Provided entries:

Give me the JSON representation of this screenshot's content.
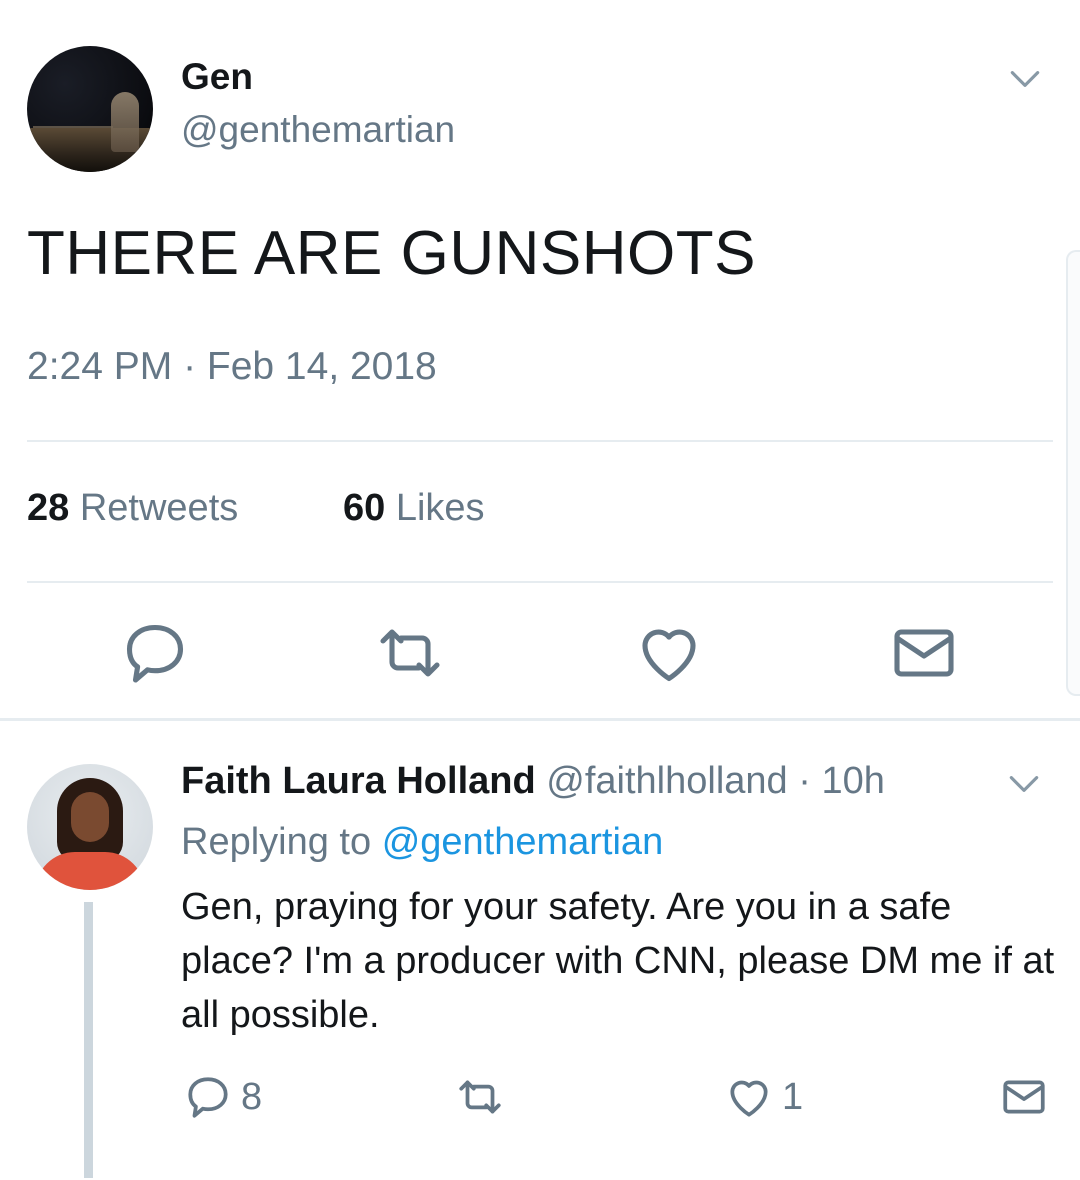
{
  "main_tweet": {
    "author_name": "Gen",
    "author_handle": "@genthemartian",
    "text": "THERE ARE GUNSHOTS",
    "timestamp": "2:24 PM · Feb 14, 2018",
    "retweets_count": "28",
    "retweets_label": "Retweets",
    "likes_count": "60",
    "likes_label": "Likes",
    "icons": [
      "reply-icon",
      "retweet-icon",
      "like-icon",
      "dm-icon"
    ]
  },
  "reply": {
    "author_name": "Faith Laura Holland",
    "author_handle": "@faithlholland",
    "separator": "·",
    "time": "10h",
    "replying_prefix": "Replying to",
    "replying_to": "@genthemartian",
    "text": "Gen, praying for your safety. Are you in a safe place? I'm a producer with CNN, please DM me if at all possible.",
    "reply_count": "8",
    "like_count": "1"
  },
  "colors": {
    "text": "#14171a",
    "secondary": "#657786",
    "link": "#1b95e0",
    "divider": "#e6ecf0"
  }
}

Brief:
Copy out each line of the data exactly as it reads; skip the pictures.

Response to the exercise:
Give me the JSON representation of this screenshot's content.
{
  "main_tweet": {
    "author_name": "Gen",
    "author_handle": "@genthemartian",
    "text": "THERE ARE GUNSHOTS",
    "timestamp": "2:24 PM · Feb 14, 2018",
    "retweets_count": "28",
    "retweets_label": "Retweets",
    "likes_count": "60",
    "likes_label": "Likes",
    "icons": [
      "reply-icon",
      "retweet-icon",
      "like-icon",
      "dm-icon"
    ]
  },
  "reply": {
    "author_name": "Faith Laura Holland",
    "author_handle": "@faithlholland",
    "separator": "·",
    "time": "10h",
    "replying_prefix": "Replying to",
    "replying_to": "@genthemartian",
    "text": "Gen, praying for your safety. Are you in a safe place? I'm a producer with CNN, please DM me if at all possible.",
    "reply_count": "8",
    "like_count": "1"
  },
  "colors": {
    "text": "#14171a",
    "secondary": "#657786",
    "link": "#1b95e0",
    "divider": "#e6ecf0"
  }
}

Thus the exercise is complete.